Synopses & Reviews
The New York Times restaurant critic's heartbreaking and hilarious account of how he learned to love food just enough after decades of struggling with his outsize appetite.
Frank Bruni was born round. Round as in stout, chubby, and hungry, always and endlessly hungry. He grew up in a big, loud Italian family in White Plains, New York, where meals were epic, outsize affairs. At those meals, he demonstrated one of his foremost qualifications for his future career: an epic, outsize love of food. But Bruni's relationship with eating was tricky, and his difficulties with managing it began early. When Bruni was named the restaurant critic for The New York Times in 2004, he knew enough to be nervous. The restaurant critic at the Times performs one of the most closely watched tasks in the epicurean universe; a bumpy ride was certain, especially for someone who had never written about food, someone who for years had been busy writing about politics, presidential campaigns, and the pope. What qualified him to be one of the most loved and hated tastemakers in the New York food world? Did his decades-long obsession with food suffice?
Food was his friend and enemy both, something he craved but feared, and his new-job jitters focused primarily on whether he'd finally made some sense of that relationship. In this coveted job, he'd face down his enemy at meal after indulgent meal. As his grandmother often put it, Born round, you don't die square. Would he fall back into his old habits or could he establish a truce with the food on his plate?
Born Round traces the highly unusual path Bruni traveled to become a restaurant critic; it is the captivating account of an unpredictable journalistic ride from an intern's desk at Newsweek to a dream job at The New York Times, as well as the brutally honest story of Bruni's lifelong, often painful, struggle with food. Born Round will speak to any hungry hedonist who has ever had to rein in an appetite to avoid letting out a waistband and will delight anyone interested in matters of family, matters of the heart, and the big role food plays in them.

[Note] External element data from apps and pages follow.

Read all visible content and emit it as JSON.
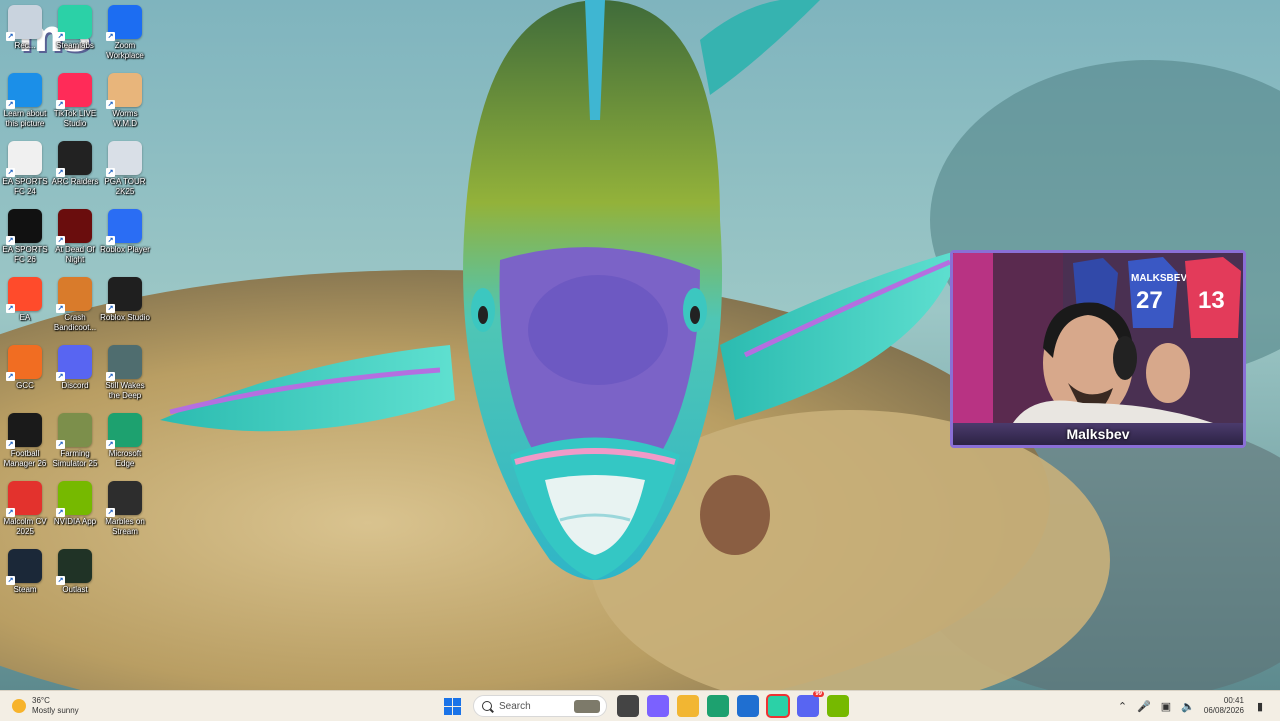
{
  "logo_text": "m3",
  "desktop_icons": [
    {
      "label": "Rec...",
      "icon": "recycle-bin-icon",
      "color": "#c9d3de"
    },
    {
      "label": "Steamlabs",
      "icon": "streamlabs-icon",
      "color": "#2bd1a7"
    },
    {
      "label": "Zoom Workplace",
      "icon": "zoom-icon",
      "color": "#1c6df2"
    },
    {
      "label": "Learn about this picture",
      "icon": "learn-picture-icon",
      "color": "#1b8fe8"
    },
    {
      "label": "TikTok LIVE Studio",
      "icon": "tiktok-icon",
      "color": "#ff2b58"
    },
    {
      "label": "Worms W.M.D",
      "icon": "worms-icon",
      "color": "#e8b57b"
    },
    {
      "label": "EA SPORTS FC 24",
      "icon": "fc24-icon",
      "color": "#f0f0f0"
    },
    {
      "label": "ARC Raiders",
      "icon": "arc-raiders-icon",
      "color": "#222222"
    },
    {
      "label": "PGA TOUR 2K25",
      "icon": "pga-tour-icon",
      "color": "#d9dfe7"
    },
    {
      "label": "EA SPORTS FC 26",
      "icon": "fc26-icon",
      "color": "#111111"
    },
    {
      "label": "At Dead Of Night",
      "icon": "dead-of-night-icon",
      "color": "#6a0d0d"
    },
    {
      "label": "Roblox Player",
      "icon": "roblox-player-icon",
      "color": "#2a6df4"
    },
    {
      "label": "EA",
      "icon": "ea-icon",
      "color": "#ff4b2b"
    },
    {
      "label": "Crash Bandicoot...",
      "icon": "crash-bandicoot-icon",
      "color": "#d97b2b"
    },
    {
      "label": "Roblox Studio",
      "icon": "roblox-studio-icon",
      "color": "#1f1f1f"
    },
    {
      "label": "GCC",
      "icon": "gcc-icon",
      "color": "#f16d22"
    },
    {
      "label": "Discord",
      "icon": "discord-icon",
      "color": "#5865f2"
    },
    {
      "label": "Still Wakes the Deep",
      "icon": "still-wakes-icon",
      "color": "#4f6d6f"
    },
    {
      "label": "Football Manager 26",
      "icon": "football-manager-icon",
      "color": "#1a1a1a"
    },
    {
      "label": "Farming Simulator 25",
      "icon": "farming-sim-icon",
      "color": "#7c8f4b"
    },
    {
      "label": "Microsoft Edge",
      "icon": "edge-icon",
      "color": "#1da16f"
    },
    {
      "label": "Malcolm CV 2025",
      "icon": "pdf-file-icon",
      "color": "#e3322d"
    },
    {
      "label": "NVIDIA App",
      "icon": "nvidia-icon",
      "color": "#76b900"
    },
    {
      "label": "Marbles on Stream",
      "icon": "marbles-icon",
      "color": "#2d2d2d"
    },
    {
      "label": "Steam",
      "icon": "steam-icon",
      "color": "#1b2838"
    },
    {
      "label": "Outlast",
      "icon": "outlast-icon",
      "color": "#203326"
    }
  ],
  "webcam": {
    "username": "Malksbev",
    "jersey_text": "MALKSBEV",
    "jersey_numbers": [
      "27",
      "13"
    ],
    "frame_color": "#8a6fd6"
  },
  "taskbar": {
    "weather_temp": "36°C",
    "weather_desc": "Mostly sunny",
    "search_placeholder": "Search",
    "time": "00:41",
    "date": "06/08/2026",
    "center_icons": [
      {
        "name": "windows-start-icon",
        "color": "#1a73e8"
      },
      {
        "name": "task-view-icon",
        "color": "#444444"
      },
      {
        "name": "copilot-icon",
        "color": "#7b61ff"
      },
      {
        "name": "file-explorer-icon",
        "color": "#f2b632"
      },
      {
        "name": "edge-taskbar-icon",
        "color": "#1da16f"
      },
      {
        "name": "app-installer-icon",
        "color": "#1f6fd1"
      },
      {
        "name": "streamlabs-taskbar-icon",
        "color": "#2bd1a7"
      },
      {
        "name": "discord-taskbar-icon",
        "color": "#5865f2"
      },
      {
        "name": "nvidia-taskbar-icon",
        "color": "#76b900"
      }
    ],
    "discord_badge": "99",
    "tray_icons": [
      "chevron-up-icon",
      "microphone-icon",
      "network-icon",
      "volume-icon",
      "notification-icon"
    ]
  }
}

Praise for Simon Majumdar
“The dangerously obsessive, staggeringly knowledgeable, provocative and opinionated Simon Majumdar knows his shit. No question about it….Plus—the bastard can write.”—Anthony Bourdain, author of Kitchen Confidential and Medium Raw
“I have crisscrossed this country a dozen times by car, by motorcycle, by train and light aircraft. I've eaten a thousand meals from the glaciers of Alaska to the bars of Key West. And if Simon Majumdar asked me to join him on a journey across that same edible landscape tomorrow, I'd go without hesitation, because, every mile (and meal) would be new again.”—Alton Brown, host of Iron Chef and Cutthroat Kitchen

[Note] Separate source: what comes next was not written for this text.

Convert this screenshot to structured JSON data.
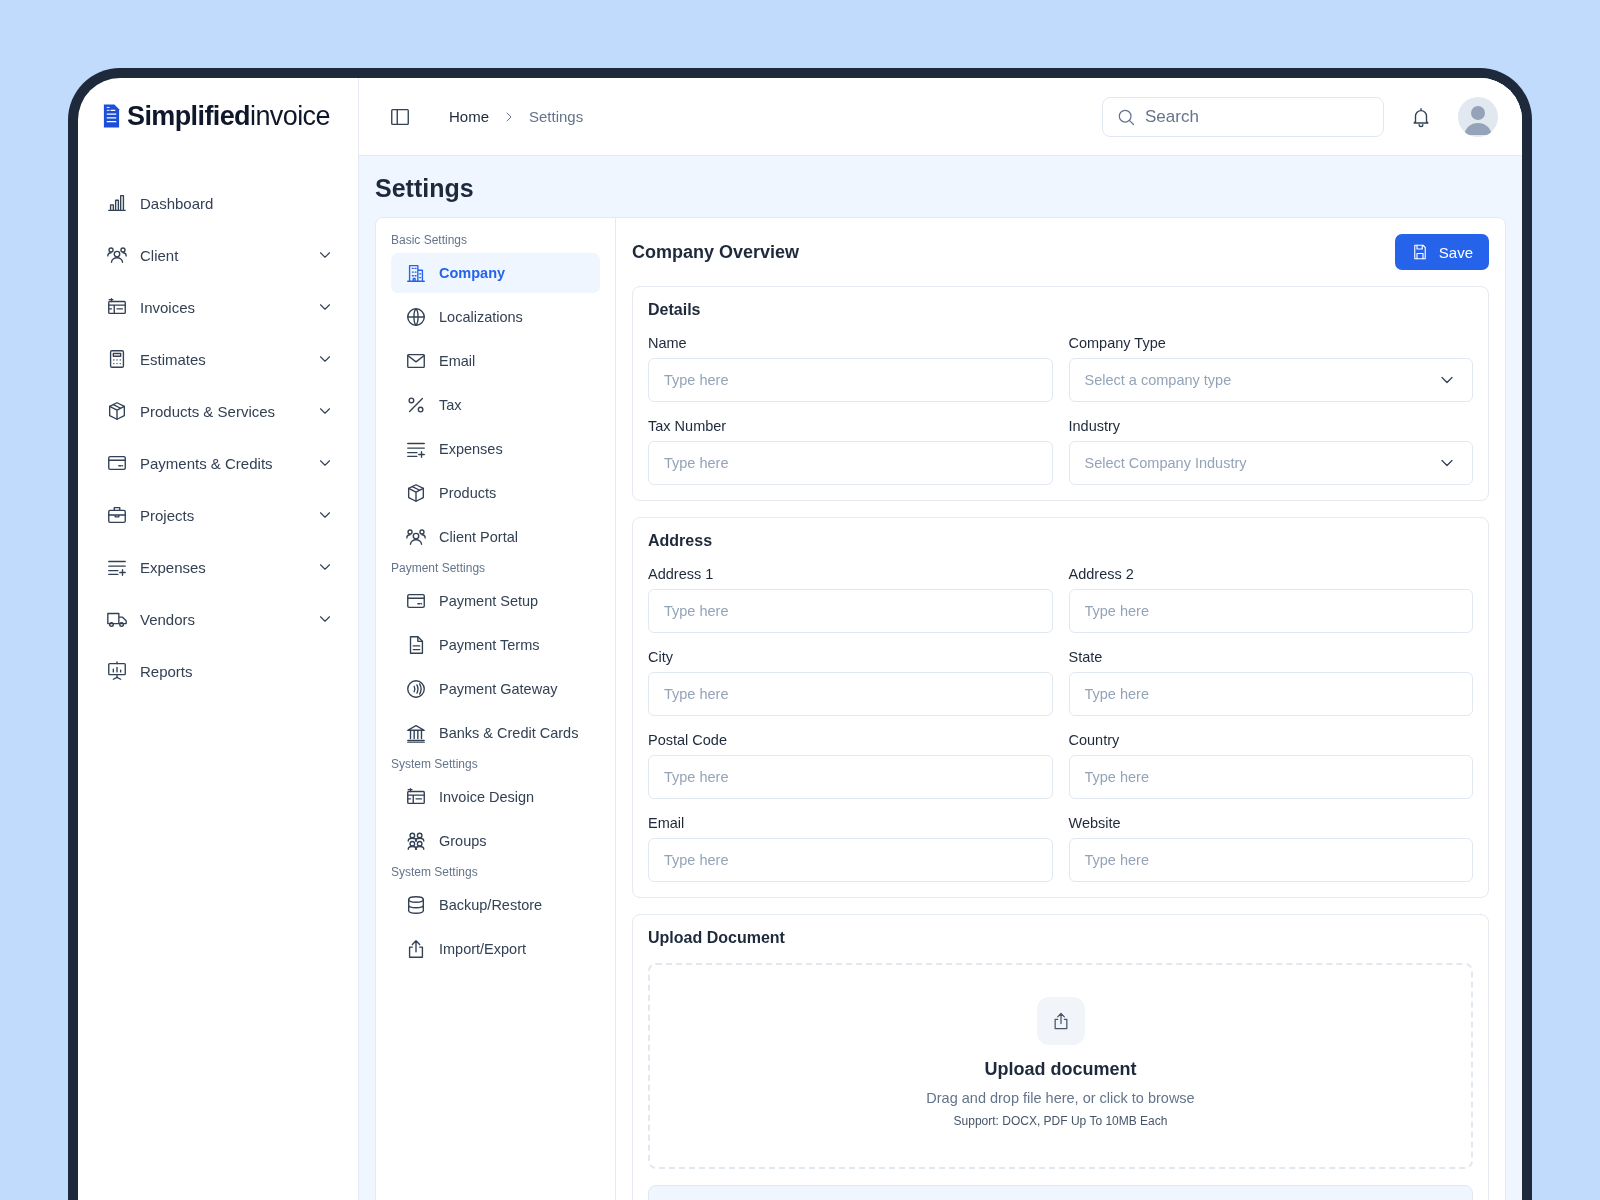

“Simon Majumdars opinions often drive me nuts, but I usually let him get away with it. In part, its because he really knows about food, but even more so, its because he is so entertaining. I loved what he had to say about the rest of the world and I cant wait to hear what he has to say about America.”—Michael Symon, Iron Chef and co-host of The Chew
“The Indiana Jones for the foodie set.”—Andrew Friedman, co-editor of Don't Try This at Home

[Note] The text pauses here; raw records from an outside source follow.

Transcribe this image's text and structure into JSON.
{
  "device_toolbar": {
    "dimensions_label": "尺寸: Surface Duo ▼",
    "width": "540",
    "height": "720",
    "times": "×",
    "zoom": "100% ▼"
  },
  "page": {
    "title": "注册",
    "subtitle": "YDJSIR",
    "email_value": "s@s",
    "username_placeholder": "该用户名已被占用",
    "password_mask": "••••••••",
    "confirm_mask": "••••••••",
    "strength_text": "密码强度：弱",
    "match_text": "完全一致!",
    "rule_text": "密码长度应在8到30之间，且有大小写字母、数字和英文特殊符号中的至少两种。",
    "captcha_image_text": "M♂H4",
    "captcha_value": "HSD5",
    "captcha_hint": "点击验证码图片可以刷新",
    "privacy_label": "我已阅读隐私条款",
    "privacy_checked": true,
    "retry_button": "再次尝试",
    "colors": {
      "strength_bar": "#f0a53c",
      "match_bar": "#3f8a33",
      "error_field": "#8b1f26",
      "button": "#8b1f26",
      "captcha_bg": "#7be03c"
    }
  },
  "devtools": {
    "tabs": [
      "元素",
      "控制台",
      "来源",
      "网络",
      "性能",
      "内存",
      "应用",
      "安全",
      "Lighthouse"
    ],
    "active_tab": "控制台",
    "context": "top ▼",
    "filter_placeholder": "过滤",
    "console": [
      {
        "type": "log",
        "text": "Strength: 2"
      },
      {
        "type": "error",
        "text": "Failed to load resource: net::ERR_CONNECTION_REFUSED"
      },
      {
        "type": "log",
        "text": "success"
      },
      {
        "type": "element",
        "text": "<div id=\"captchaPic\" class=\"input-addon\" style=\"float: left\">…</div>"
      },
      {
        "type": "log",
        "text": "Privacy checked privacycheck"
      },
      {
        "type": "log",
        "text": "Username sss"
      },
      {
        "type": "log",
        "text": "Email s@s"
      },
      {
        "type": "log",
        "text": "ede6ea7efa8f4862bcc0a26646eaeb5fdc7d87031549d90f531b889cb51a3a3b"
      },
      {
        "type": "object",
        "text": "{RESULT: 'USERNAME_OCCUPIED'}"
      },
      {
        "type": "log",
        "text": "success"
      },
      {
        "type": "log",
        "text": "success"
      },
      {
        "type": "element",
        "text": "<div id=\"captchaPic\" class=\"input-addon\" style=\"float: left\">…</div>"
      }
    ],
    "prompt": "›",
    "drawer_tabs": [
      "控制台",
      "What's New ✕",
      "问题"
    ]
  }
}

Bruni, restaurant critic for "The New York Times," tells his heartbreaking and hilarious account of his lifelong, often painful struggle with food.
The New York Times restaurant critic's heartbreaking and hilarious account of how he learned to love food just enough
Frank Bruni was born round. Round as in stout, chubby, and always hungry. His relationship with eating was difficult and his struggle with it began early. When named the restaurant critic for The New York Times in 2004, he knew he would be performing one of the most watched tasks in the epicurean universe. And with food his friend and enemy both, his jitters focused primarily on whether he'd finally made some sense of that relationship. A captivating story of his unpredictable journalistic odyssey as well as his lifelong love-hate affair with food, Born Round will speak to everyone who's ever had to rein in an appetite to avoid letting out a waistband.
Simon Majumdar is probably not your typical idea of an immigrant. As he says, Im well rested, not particularly poor, and the only time I ever encounter huddled masses is in line at Costco.” But immigrate he did, and thanks to a Homeland Security agent who asked if he planned to make it official, the journey chronicled in Fed, White, and Blue was born. In it, Simon sets off on a trek across the United States to find out what it really means to become an American, using what he knows best: food. Simon stops in Plymouth, Massachusetts, to learn about what the pilgrims ate (and that playing Wampanoag football with large men is to be avoided); a Shabbat dinner in Kansas; Wisconsin to make cheese (and get sprayed with hot whey); and LA to cook at a Filipino restaurant in the hope of making his in-laws proud. Simon attacks with gusto the food cultures that make up Americabrewing beer, farming, working at a food bank, and even finding himself at a tailgate. Full of heart, humor, history, and of course, food, Fed, White, and Blue is a warm, funny, and inspiring portrait of becoming American.
About the Author
Frank Bruni was named restaurant critic for The New York Times in April 2004. Before that he served as the newspaperandrsquo;s Rome bureau chief and as a White House correspondent. His 2002 book about George W. Bush, Ambling into History, was a New York Times best seller. He lives in New York City.